[Stored items]
•••••
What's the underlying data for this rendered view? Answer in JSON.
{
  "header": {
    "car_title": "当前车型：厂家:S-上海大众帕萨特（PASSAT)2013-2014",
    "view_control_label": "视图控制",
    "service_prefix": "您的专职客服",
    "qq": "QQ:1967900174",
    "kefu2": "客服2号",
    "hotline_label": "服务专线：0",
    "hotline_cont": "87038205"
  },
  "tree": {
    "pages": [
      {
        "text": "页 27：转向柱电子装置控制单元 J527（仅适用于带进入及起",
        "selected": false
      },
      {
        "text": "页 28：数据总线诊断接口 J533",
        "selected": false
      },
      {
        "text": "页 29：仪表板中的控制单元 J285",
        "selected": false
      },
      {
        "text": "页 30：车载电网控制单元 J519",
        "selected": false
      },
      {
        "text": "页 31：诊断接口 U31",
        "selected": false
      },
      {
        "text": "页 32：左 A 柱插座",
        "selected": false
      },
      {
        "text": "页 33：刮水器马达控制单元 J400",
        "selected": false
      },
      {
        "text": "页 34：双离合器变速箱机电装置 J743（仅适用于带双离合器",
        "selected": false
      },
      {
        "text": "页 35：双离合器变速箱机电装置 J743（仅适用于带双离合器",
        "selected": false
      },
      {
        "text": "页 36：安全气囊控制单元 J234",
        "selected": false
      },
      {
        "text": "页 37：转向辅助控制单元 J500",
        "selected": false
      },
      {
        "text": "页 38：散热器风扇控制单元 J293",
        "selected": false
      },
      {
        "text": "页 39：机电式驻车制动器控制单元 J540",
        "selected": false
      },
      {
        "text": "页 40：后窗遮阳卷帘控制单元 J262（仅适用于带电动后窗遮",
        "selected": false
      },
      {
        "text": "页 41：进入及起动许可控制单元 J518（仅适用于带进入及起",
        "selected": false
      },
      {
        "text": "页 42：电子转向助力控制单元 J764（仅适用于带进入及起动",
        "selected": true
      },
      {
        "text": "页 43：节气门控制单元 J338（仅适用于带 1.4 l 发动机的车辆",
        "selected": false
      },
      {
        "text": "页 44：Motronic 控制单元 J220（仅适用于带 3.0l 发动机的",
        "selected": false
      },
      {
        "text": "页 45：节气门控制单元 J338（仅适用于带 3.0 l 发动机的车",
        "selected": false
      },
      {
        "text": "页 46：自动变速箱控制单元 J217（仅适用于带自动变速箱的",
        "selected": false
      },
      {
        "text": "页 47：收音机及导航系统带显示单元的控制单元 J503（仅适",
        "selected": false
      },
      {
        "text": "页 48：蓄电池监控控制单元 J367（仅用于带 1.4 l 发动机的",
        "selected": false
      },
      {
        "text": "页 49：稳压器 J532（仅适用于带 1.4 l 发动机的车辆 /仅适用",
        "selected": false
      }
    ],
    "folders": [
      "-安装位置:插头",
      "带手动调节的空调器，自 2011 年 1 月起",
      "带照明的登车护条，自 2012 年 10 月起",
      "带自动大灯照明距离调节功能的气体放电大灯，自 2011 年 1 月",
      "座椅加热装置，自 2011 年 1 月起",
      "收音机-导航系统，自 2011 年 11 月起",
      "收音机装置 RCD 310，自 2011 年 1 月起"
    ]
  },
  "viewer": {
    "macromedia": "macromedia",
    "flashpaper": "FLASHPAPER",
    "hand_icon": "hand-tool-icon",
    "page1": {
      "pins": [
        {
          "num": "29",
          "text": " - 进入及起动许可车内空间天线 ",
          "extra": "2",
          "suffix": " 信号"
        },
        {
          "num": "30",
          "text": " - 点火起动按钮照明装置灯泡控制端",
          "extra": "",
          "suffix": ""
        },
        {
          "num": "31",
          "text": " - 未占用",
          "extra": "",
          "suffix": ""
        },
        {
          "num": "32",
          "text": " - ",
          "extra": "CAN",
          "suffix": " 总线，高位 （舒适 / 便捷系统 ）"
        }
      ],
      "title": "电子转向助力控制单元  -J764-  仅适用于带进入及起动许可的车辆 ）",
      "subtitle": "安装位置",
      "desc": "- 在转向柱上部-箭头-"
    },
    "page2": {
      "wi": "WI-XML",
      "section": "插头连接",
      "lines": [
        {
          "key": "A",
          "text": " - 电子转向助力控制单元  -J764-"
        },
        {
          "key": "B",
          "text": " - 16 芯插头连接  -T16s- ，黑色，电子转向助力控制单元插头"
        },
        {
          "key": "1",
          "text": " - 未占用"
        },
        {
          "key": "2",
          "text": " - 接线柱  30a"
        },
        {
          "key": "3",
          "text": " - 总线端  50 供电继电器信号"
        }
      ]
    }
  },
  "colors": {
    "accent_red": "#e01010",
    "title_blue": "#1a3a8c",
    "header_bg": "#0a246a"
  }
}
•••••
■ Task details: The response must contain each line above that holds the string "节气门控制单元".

■ Exercise output:
        "text": "页 43：节气门控制单元 J338（仅适用于带 1.4 l 发动机的车辆",
        "text": "页 45：节气门控制单元 J338（仅适用于带 3.0 l 发动机的车",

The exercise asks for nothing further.